* **Data supplied**
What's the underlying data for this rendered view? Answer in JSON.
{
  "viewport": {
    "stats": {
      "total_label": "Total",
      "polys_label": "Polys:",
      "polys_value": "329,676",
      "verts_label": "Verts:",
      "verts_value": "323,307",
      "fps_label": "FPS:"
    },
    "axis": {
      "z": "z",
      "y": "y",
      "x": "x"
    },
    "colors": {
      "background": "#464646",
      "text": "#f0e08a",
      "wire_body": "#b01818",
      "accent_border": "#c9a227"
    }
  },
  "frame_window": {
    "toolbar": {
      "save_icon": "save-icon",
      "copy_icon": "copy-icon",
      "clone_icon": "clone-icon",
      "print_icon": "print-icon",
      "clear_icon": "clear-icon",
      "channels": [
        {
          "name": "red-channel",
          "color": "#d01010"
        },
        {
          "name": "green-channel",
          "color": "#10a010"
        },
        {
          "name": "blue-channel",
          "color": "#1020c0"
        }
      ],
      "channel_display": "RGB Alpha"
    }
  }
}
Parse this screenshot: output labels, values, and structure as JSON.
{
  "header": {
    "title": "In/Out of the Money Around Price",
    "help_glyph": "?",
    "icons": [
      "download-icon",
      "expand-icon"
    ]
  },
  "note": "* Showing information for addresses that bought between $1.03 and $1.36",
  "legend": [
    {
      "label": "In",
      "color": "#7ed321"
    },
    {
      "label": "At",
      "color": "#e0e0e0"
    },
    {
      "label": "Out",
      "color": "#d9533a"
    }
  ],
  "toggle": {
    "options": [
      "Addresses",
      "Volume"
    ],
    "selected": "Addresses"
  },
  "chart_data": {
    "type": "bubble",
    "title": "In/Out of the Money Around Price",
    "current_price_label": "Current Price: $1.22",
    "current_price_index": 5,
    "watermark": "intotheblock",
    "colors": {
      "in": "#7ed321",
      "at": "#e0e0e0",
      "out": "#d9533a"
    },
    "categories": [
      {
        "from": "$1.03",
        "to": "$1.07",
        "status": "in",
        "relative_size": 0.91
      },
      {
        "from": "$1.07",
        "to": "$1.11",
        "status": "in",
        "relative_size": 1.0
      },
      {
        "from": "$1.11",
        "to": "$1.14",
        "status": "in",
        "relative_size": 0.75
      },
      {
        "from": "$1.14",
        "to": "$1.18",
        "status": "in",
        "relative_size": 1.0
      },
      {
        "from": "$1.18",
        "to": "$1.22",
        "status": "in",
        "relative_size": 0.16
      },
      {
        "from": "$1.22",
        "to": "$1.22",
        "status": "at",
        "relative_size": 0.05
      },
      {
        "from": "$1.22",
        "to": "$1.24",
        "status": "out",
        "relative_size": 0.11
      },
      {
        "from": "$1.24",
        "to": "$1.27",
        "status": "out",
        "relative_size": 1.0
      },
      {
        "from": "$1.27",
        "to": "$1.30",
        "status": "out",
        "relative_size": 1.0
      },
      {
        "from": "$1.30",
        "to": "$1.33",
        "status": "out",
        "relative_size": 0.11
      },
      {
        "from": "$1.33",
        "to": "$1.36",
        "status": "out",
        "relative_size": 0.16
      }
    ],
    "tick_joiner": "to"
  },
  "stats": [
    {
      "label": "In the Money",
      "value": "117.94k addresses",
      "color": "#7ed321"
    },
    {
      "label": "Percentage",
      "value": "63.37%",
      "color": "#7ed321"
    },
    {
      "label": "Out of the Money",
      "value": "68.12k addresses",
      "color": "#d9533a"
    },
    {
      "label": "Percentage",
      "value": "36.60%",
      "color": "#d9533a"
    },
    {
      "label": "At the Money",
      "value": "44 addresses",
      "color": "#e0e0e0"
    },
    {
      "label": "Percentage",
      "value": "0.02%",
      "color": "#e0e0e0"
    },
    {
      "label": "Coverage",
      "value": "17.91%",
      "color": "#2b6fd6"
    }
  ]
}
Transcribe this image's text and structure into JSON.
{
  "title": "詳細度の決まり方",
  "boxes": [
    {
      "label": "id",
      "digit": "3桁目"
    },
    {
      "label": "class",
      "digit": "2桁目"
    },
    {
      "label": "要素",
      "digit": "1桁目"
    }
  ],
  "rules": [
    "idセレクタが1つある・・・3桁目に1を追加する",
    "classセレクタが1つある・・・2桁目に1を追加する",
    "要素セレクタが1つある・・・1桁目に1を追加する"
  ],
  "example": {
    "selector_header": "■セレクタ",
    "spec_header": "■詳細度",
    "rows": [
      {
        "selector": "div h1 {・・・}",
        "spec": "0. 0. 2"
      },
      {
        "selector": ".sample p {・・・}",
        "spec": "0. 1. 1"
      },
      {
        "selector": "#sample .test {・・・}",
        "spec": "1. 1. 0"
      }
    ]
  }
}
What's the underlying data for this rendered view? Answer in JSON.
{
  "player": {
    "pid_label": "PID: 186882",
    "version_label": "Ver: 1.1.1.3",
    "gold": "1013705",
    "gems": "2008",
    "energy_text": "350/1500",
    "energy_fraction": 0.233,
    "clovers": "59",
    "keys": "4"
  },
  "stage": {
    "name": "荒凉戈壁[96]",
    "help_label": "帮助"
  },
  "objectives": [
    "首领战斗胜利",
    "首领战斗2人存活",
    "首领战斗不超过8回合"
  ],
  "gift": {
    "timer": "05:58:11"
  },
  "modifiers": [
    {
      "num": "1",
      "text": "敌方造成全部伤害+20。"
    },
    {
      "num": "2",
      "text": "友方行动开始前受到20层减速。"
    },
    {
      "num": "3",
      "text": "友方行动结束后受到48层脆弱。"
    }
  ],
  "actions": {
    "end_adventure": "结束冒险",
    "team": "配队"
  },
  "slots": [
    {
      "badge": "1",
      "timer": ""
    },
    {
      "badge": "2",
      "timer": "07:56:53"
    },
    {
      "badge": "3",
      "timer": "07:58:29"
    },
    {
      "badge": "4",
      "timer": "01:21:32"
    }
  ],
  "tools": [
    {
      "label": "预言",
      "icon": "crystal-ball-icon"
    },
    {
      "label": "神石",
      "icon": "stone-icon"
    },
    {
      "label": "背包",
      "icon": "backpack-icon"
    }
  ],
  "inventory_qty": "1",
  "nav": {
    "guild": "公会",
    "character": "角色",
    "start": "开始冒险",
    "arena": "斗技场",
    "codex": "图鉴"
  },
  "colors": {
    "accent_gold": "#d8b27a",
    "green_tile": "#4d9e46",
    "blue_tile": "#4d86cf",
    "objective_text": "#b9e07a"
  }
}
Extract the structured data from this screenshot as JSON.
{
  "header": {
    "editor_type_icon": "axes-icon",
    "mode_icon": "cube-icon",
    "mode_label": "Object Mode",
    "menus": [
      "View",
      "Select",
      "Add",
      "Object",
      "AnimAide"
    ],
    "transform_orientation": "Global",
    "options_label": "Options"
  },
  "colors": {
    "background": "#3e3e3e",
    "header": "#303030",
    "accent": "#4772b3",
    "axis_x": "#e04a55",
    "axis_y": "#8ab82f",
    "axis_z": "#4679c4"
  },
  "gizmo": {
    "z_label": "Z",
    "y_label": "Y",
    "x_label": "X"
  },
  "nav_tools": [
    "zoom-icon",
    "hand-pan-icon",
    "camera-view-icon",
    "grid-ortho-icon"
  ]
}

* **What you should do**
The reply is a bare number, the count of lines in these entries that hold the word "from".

* **Result**
12